Are you a picture person? Imagine ordering a scenery how-to book online, only to find out that it’s completely text, or worse, receiving a DVD in a different language! Hobby shops aren’t libraries, but they should carry a number of model train books and DVD’s for you to browse. If you’re just starting in modeling, take time to flip through and choose some how-to books that fit your needs.
If you’re a seasoned modeler, or building a layout, books and DVDs about real railroads are great modeling reference. Not only can you see the train action on your favorite railroad, era or region, you can also look at features in the background for scenery and detailing ideas.
- A learning experience
Many great hobby shops foster the personal growth of their customers. It’s becoming more common for stores to host lectures and offer how-to classes on model railroading topics. Subjects can range from scenery, to DCC, to weathering and detailing. In addition, many shops sponsor or advertise local model railroad clubs and railroad events. Check out the bulletin board – you might find something you want to visit!
- Model railroading ideas sometimes come from other hobbies
Don’t limit yourself by exclusively purchasing products made for model railroading. Yes, in general, those items are your safest bets, however, you could be missing out on nuggets of information for your layout. Full-line hobby shops often carry military, aircraft, vehicle, and other modeling supplies that can also be used for model train layouts. Craft supplies are also common in hobby stores.
Additionally, are there dioramas on display? Check them out, and if you see a scene or painting technique you can apply to your model railroad, ask how it was done. By expanding your product base, you’re tapping into numerous new, unique looks and techniques for your model train layouts.
- Meet other modelers
Model railroading can sometimes be a solitary and isolating hobby. Staying active in your community by visiting your local hobby shop can connect you with other model railroaders and hobbyists. Some hobby shops encourage camaraderie between its customers by running contests, hosting events, and even sponsoring a local model railroad club.
Often times, there will be a wide range of experience amongst your fellow shoppers, from novice to experts. Engaging with those on the same skill level as you serves as a way to gauge your progress and share similar experiences. Seasoned hobbyists can act as mentors, and are typically eager to give advice and guidance.

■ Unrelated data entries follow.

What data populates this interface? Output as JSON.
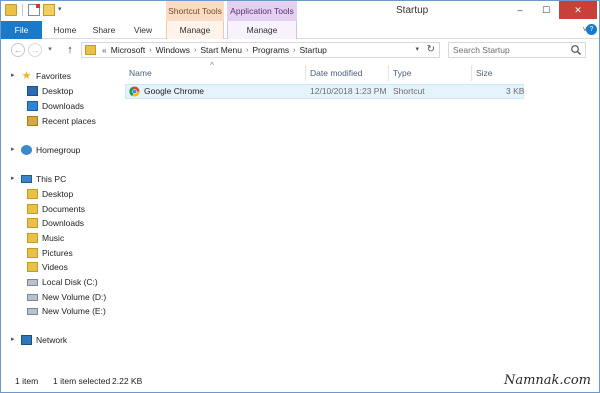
{
  "window": {
    "title": "Startup",
    "controls": {
      "minimize": "–",
      "maximize": "☐",
      "close": "✕"
    }
  },
  "quick_access": {
    "dropdown": "▾"
  },
  "tool_tab_headers": {
    "shortcut_tools": "Shortcut Tools",
    "application_tools": "Application Tools"
  },
  "ribbon": {
    "tabs": [
      {
        "label": "File"
      },
      {
        "label": "Home"
      },
      {
        "label": "Share"
      },
      {
        "label": "View"
      },
      {
        "label": "Manage"
      },
      {
        "label": "Manage"
      }
    ],
    "expand": "˅",
    "help": "?"
  },
  "address_bar": {
    "back": "←",
    "forward": "→",
    "recent": "▾",
    "up": "↑",
    "overflow": "«",
    "breadcrumbs": [
      "Microsoft",
      "Windows",
      "Start Menu",
      "Programs",
      "Startup"
    ],
    "separator": "›",
    "dropdown": "▾",
    "refresh": "↻"
  },
  "search": {
    "placeholder": "Search Startup"
  },
  "nav_pane": {
    "favorites": {
      "label": "Favorites",
      "items": [
        "Desktop",
        "Downloads",
        "Recent places"
      ]
    },
    "homegroup": {
      "label": "Homegroup"
    },
    "this_pc": {
      "label": "This PC",
      "items": [
        "Desktop",
        "Documents",
        "Downloads",
        "Music",
        "Pictures",
        "Videos",
        "Local Disk (C:)",
        "New Volume (D:)",
        "New Volume (E:)"
      ]
    },
    "network": {
      "label": "Network"
    },
    "expander": "▸"
  },
  "file_list": {
    "sort_indicator": "^",
    "columns": [
      "Name",
      "Date modified",
      "Type",
      "Size"
    ],
    "rows": [
      {
        "name": "Google Chrome",
        "date_modified": "12/10/2018 1:23 PM",
        "type": "Shortcut",
        "size": "3 KB"
      }
    ]
  },
  "status_bar": {
    "item_count": "1 item",
    "selection": "1 item selected",
    "selection_size": "2.22 KB"
  },
  "watermark": "Namnak.com"
}
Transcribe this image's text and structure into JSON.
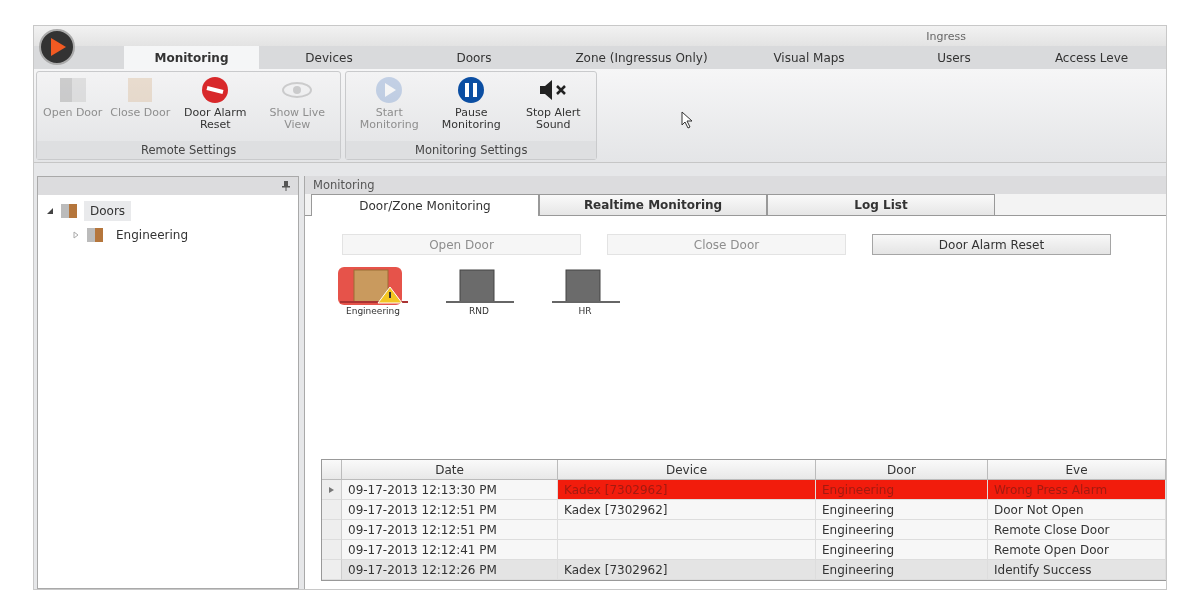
{
  "window": {
    "title": "Ingress"
  },
  "tabs": [
    {
      "label": "Monitoring",
      "selected": true
    },
    {
      "label": "Devices",
      "selected": false
    },
    {
      "label": "Doors",
      "selected": false
    },
    {
      "label": "Zone (Ingressus Only)",
      "selected": false
    },
    {
      "label": "Visual Maps",
      "selected": false
    },
    {
      "label": "Users",
      "selected": false
    },
    {
      "label": "Access Leve",
      "selected": false
    }
  ],
  "ribbon_groups": [
    {
      "title": "Remote Settings",
      "buttons": [
        {
          "kind": "open-door",
          "label": "Open Door",
          "disabled": true
        },
        {
          "kind": "close-door",
          "label": "Close Door",
          "disabled": true
        },
        {
          "kind": "alarm-reset",
          "label": "Door Alarm Reset",
          "disabled": false
        },
        {
          "kind": "view",
          "label": "Show Live View",
          "disabled": true
        }
      ]
    },
    {
      "title": "Monitoring Settings",
      "buttons": [
        {
          "kind": "play",
          "label": "Start Monitoring",
          "disabled": true
        },
        {
          "kind": "pause",
          "label": "Pause Monitoring",
          "disabled": false
        },
        {
          "kind": "mute",
          "label": "Stop Alert Sound",
          "disabled": false
        }
      ]
    }
  ],
  "tree": [
    {
      "label": "Doors",
      "expanded": true,
      "selected": true,
      "children": [
        {
          "label": "Engineering",
          "expanded": false,
          "selected": false
        }
      ]
    }
  ],
  "panel": {
    "title": "Monitoring"
  },
  "sub_tabs": [
    {
      "label": "Door/Zone Monitoring",
      "selected": true
    },
    {
      "label": "Realtime Monitoring",
      "selected": false
    },
    {
      "label": "Log List",
      "selected": false
    }
  ],
  "actions": [
    {
      "label": "Open Door",
      "disabled": true
    },
    {
      "label": "Close Door",
      "disabled": true
    },
    {
      "label": "Door Alarm Reset",
      "disabled": false
    }
  ],
  "doors": [
    {
      "name": "Engineering",
      "alarm": true
    },
    {
      "name": "RND",
      "alarm": false
    },
    {
      "name": "HR",
      "alarm": false
    }
  ],
  "log": {
    "columns": [
      "Date",
      "Device",
      "Door",
      "Eve"
    ],
    "rows": [
      {
        "current": true,
        "alarm": true,
        "cells": [
          "09-17-2013 12:13:30 PM",
          "Kadex [7302962]",
          "Engineering",
          "Wrong Press Alarm"
        ]
      },
      {
        "current": false,
        "alarm": false,
        "cells": [
          "09-17-2013 12:12:51 PM",
          "Kadex [7302962]",
          "Engineering",
          "Door Not Open"
        ]
      },
      {
        "current": false,
        "alarm": false,
        "cells": [
          "09-17-2013 12:12:51 PM",
          "",
          "Engineering",
          "Remote Close Door"
        ]
      },
      {
        "current": false,
        "alarm": false,
        "cells": [
          "09-17-2013 12:12:41 PM",
          "",
          "Engineering",
          "Remote Open Door"
        ]
      },
      {
        "current": false,
        "alarm": false,
        "cells": [
          "09-17-2013 12:12:26 PM",
          "Kadex [7302962]",
          "Engineering",
          "Identify Success"
        ]
      }
    ]
  }
}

Even if you’ve been in the hobby for decades, sometimes a chat with someone new to the hobby can provide an insight you haven’t considered, and interacting with other modelers can revitalize your interest and reignite your passion for the hobby.
One thing is for sure, when you are visiting a local shop, look for Walthers products. Shops that carry the Walthers brand are good shops, and if they don’t they are missing an iconic brand that has led the industry for 85 years.